  3. If the Federal Reserve Board and the Bank presidents are concerned with increasing inflationary pressures at the same time unemployment is likely to fall, they will likely ______________ the discount rate.
  4. If the Federal Reserve Board members are concerned with increasing inflationary pressures at the same time unemployment is likely to fall and they are considering changing the required reserve ratio, they will likely ______________ the required reserve ratio.
  5. If the Federal Reserve Open Market Committee is concerned that unemployment is increasing while inflation is decreasing, it will likely ______________ bonds.
  6. If the Federal Reserve Board and the Bank presidents are concerned that unemployment is increasing while inflation is decreasing, they will likely ______________ the discount rate.
  7. If Federal Reserve Board members are concerned that unemployment is increasing while inflation is decreasing and they are considering changing the required reserve ratio, they will likely ______________ the required reserve ratio.

Additional Questions

  1. What are the Federal Reserve current observations and concerns?
  2. What tools can the Federal Reserve use?
  3. If the Federal Reserve is concerned about lack of economic expansion, what is it likely to do with its open market operations and the federal funds rate?

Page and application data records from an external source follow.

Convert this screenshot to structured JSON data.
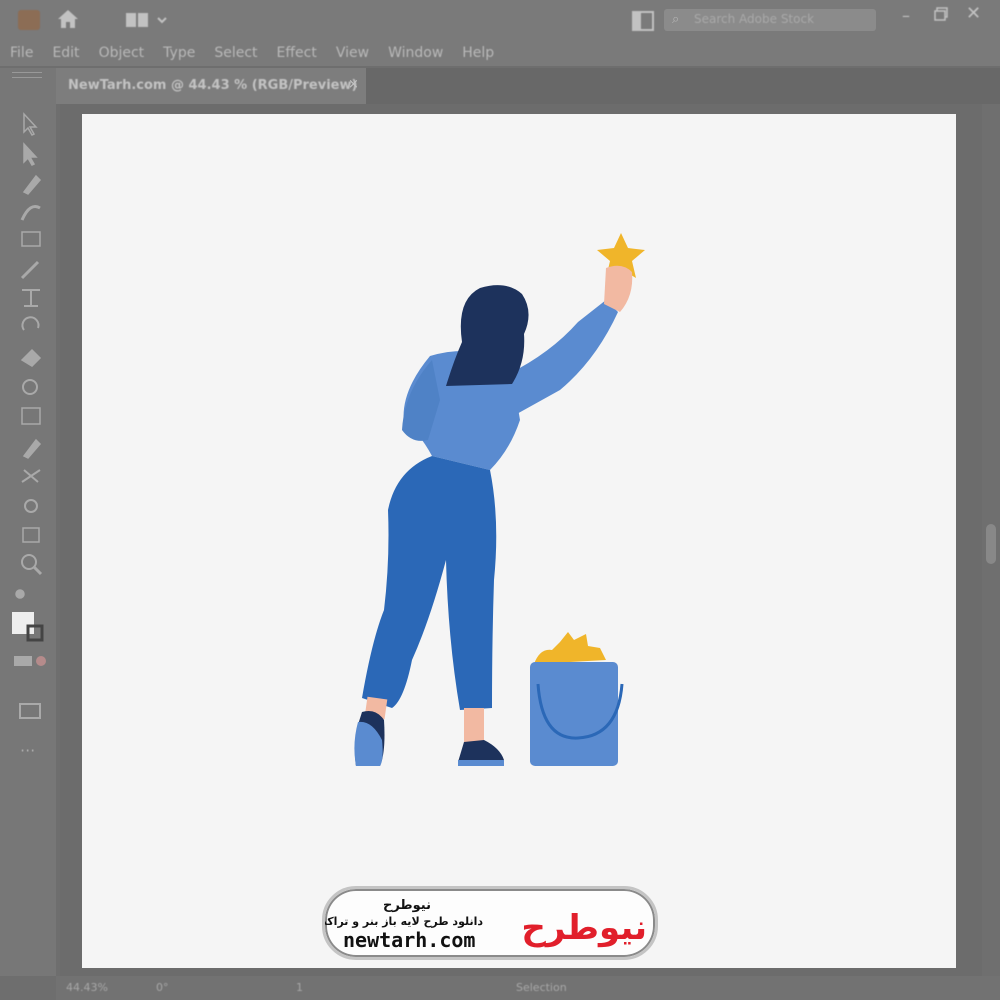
{
  "titlebar": {
    "app_icon": "illustrator-app-icon",
    "home_icon": "home-icon",
    "workspace_icon": "workspace-switcher-icon",
    "search_placeholder": "Search Adobe Stock"
  },
  "menu": [
    "File",
    "Edit",
    "Object",
    "Type",
    "Select",
    "Effect",
    "View",
    "Window",
    "Help"
  ],
  "document_tab": {
    "label": "NewTarh.com @ 44.43 % (RGB/Preview)",
    "close": "×"
  },
  "statusbar": {
    "zoom": "44.43%",
    "rotation": "0°",
    "artboard": "1",
    "tool": "Selection"
  },
  "tools": [
    "selection-tool-icon",
    "direct-selection-tool-icon",
    "pen-tool-icon",
    "curvature-tool-icon",
    "rectangle-tool-icon",
    "paintbrush-tool-icon",
    "type-tool-icon",
    "rotate-tool-icon",
    "eraser-tool-icon",
    "shape-builder-tool-icon",
    "gradient-tool-icon",
    "eyedropper-tool-icon",
    "blend-tool-icon",
    "symbol-sprayer-tool-icon",
    "artboard-tool-icon",
    "zoom-tool-icon",
    "fill-stroke-icon",
    "drawing-mode-icon",
    "screen-mode-icon",
    "more-tools-icon"
  ],
  "logo": {
    "brand_fa": "نیوطرح",
    "title_fa": "نیوطرح",
    "subtitle_fa": "دانلود طرح لایه باز بنر و تراکت",
    "domain": "newtarh.com"
  },
  "colors": {
    "shirt": "#5a8bd0",
    "pants": "#2b68b7",
    "hair": "#1d325c",
    "skin": "#f2b9a2",
    "star": "#f0b52a",
    "bucket": "#5a8bd0",
    "logo_red": "#e11f2b"
  }
}
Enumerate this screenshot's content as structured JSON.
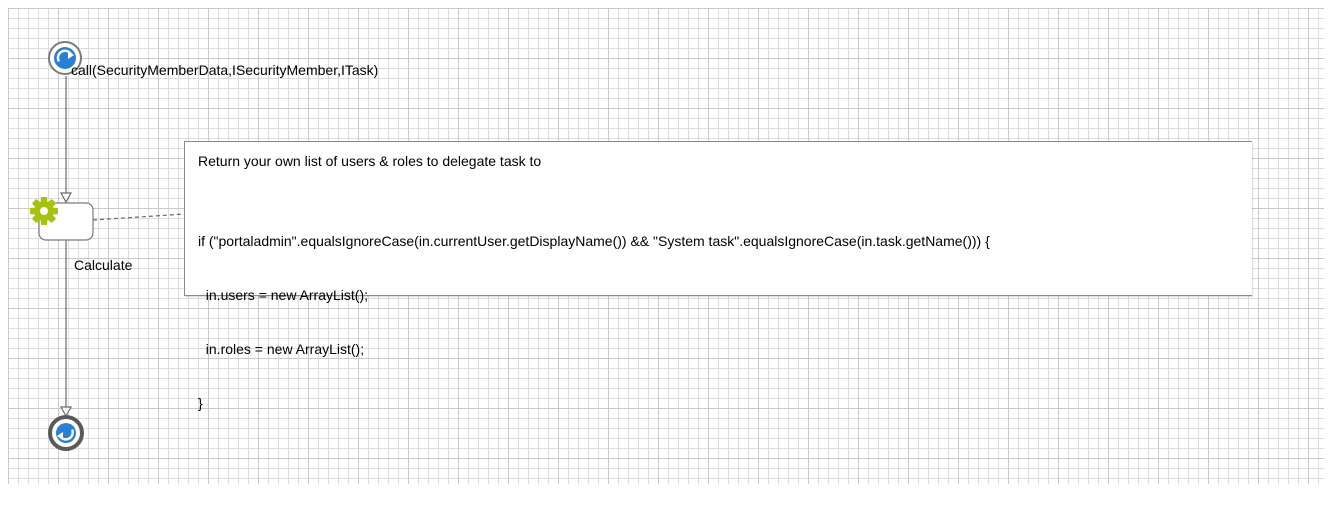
{
  "process": {
    "start_event_label": "call(SecurityMemberData,ISecurityMember,ITask)",
    "script_step_label": "Calculate"
  },
  "annotation": {
    "title": "Return your own list of users & roles to delegate task to",
    "code_lines": [
      "if (\"portaladmin\".equalsIgnoreCase(in.currentUser.getDisplayName()) && \"System task\".equalsIgnoreCase(in.task.getName())) {",
      "  in.users = new ArrayList();",
      "  in.roles = new ArrayList();",
      "}"
    ]
  },
  "icons": {
    "start": "call-start-icon",
    "step": "gear-icon",
    "end": "call-end-icon"
  },
  "colors": {
    "event_blue": "#2a7fd4",
    "gear_green": "#a6c20f",
    "event_ring": "#5a5a5a"
  }
}
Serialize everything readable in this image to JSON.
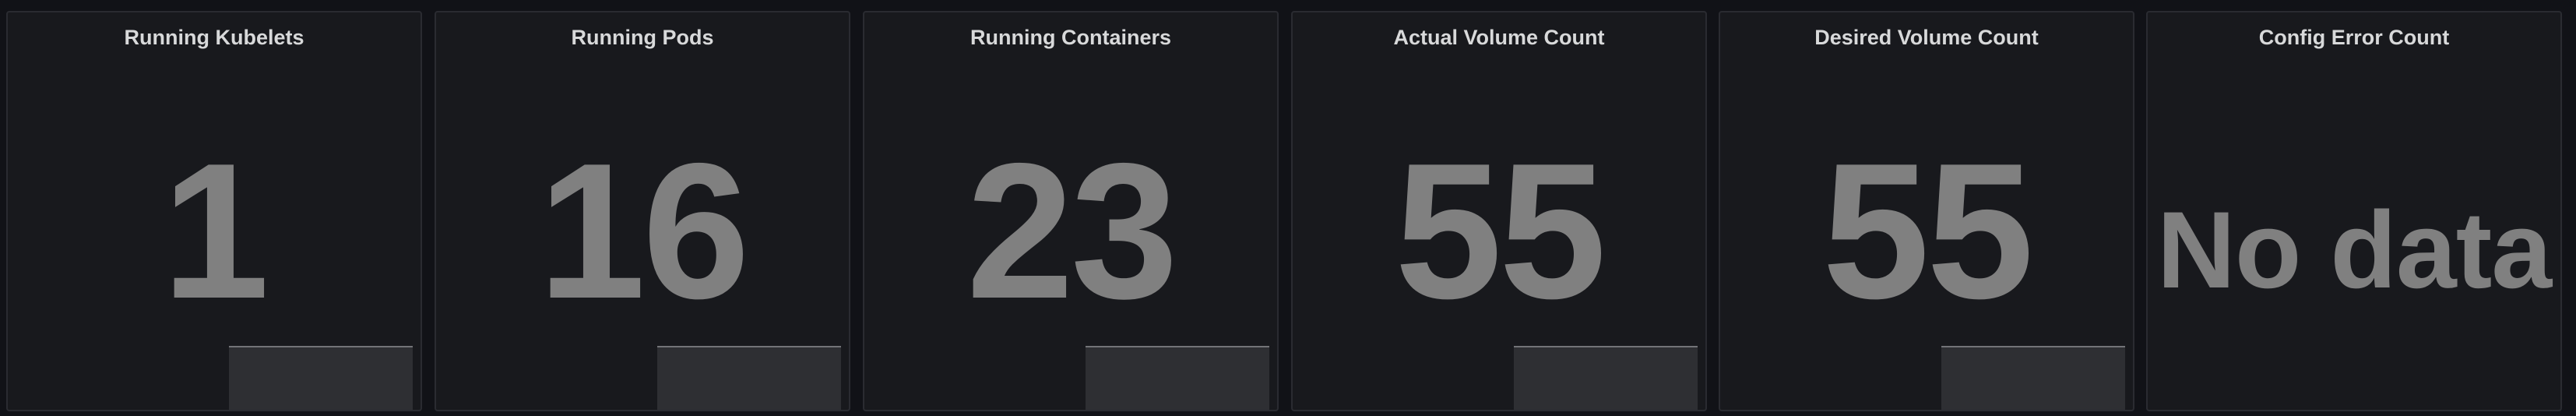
{
  "panels": [
    {
      "title": "Running Kubelets",
      "value": "1",
      "has_sparkline": true
    },
    {
      "title": "Running Pods",
      "value": "16",
      "has_sparkline": true
    },
    {
      "title": "Running Containers",
      "value": "23",
      "has_sparkline": true
    },
    {
      "title": "Actual Volume Count",
      "value": "55",
      "has_sparkline": true
    },
    {
      "title": "Desired Volume Count",
      "value": "55",
      "has_sparkline": true
    },
    {
      "title": "Config Error Count",
      "value": "No data",
      "has_sparkline": false
    }
  ],
  "colors": {
    "background": "#111217",
    "panel_background": "#18191d",
    "panel_border": "#2a2b31",
    "title_text": "#d8d9da",
    "value_text": "#808080",
    "sparkline_fill": "#2e2f33",
    "sparkline_line": "#737478"
  }
}
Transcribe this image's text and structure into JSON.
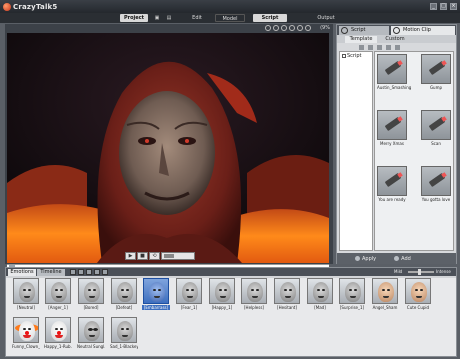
{
  "app": {
    "title": "CrazyTalk5"
  },
  "window_controls": {
    "minimize": "_",
    "maximize": "□",
    "close": "×"
  },
  "nav": {
    "project": "Project",
    "edit": "Edit",
    "model": "Model",
    "script": "Script",
    "output": "Output"
  },
  "viewport": {
    "zoom": "(9%"
  },
  "right_panel": {
    "tabs": {
      "script": "Script",
      "motion_clip": "Motion Clip"
    },
    "subtabs": {
      "template": "Template",
      "custom": "Custom"
    },
    "tree_items": [
      "Script"
    ],
    "clips": [
      {
        "label": "Austin_Smashing"
      },
      {
        "label": "Gump"
      },
      {
        "label": "Merry Xmas"
      },
      {
        "label": "Scan"
      },
      {
        "label": "You are ready"
      },
      {
        "label": "You gotta love"
      }
    ],
    "bottom": {
      "apply": "Apply",
      "add": "Add"
    }
  },
  "emotion_panel": {
    "tabs": {
      "emotions": "Emotions",
      "timeline": "Timeline"
    },
    "strength": {
      "low": "Mild",
      "high": "Intense"
    },
    "emotions": [
      {
        "label": "[Neutral]"
      },
      {
        "label": "[Anger_1]"
      },
      {
        "label": "[Bored]"
      },
      {
        "label": "[Defeat]"
      },
      {
        "label": "[Embarrass]"
      },
      {
        "label": "[Fear_1]"
      },
      {
        "label": "[Happy_1]"
      },
      {
        "label": "[Helpless]"
      },
      {
        "label": "[Hesitant]"
      },
      {
        "label": "[Mad]"
      },
      {
        "label": "[Surprise_1]"
      },
      {
        "label": "Angel_Sham"
      },
      {
        "label": "Cute Cupid"
      },
      {
        "label": "Funny_Clown_..."
      },
      {
        "label": "Happy_1-Rub..."
      },
      {
        "label": "Neutral Sungl..."
      },
      {
        "label": "Sad_1-Blackeye"
      }
    ]
  }
}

  4. If the Federal Reserve is concerned about lack of economic expansion and decided to use changes in reserve requirement and the discount rate, what would it do?
  5. How do changes in monetary policy affect spending in the economy?
  6. (More advanced) What are some "geopolitical risks" that could influence future economic conditions? How would economic conditions be affected?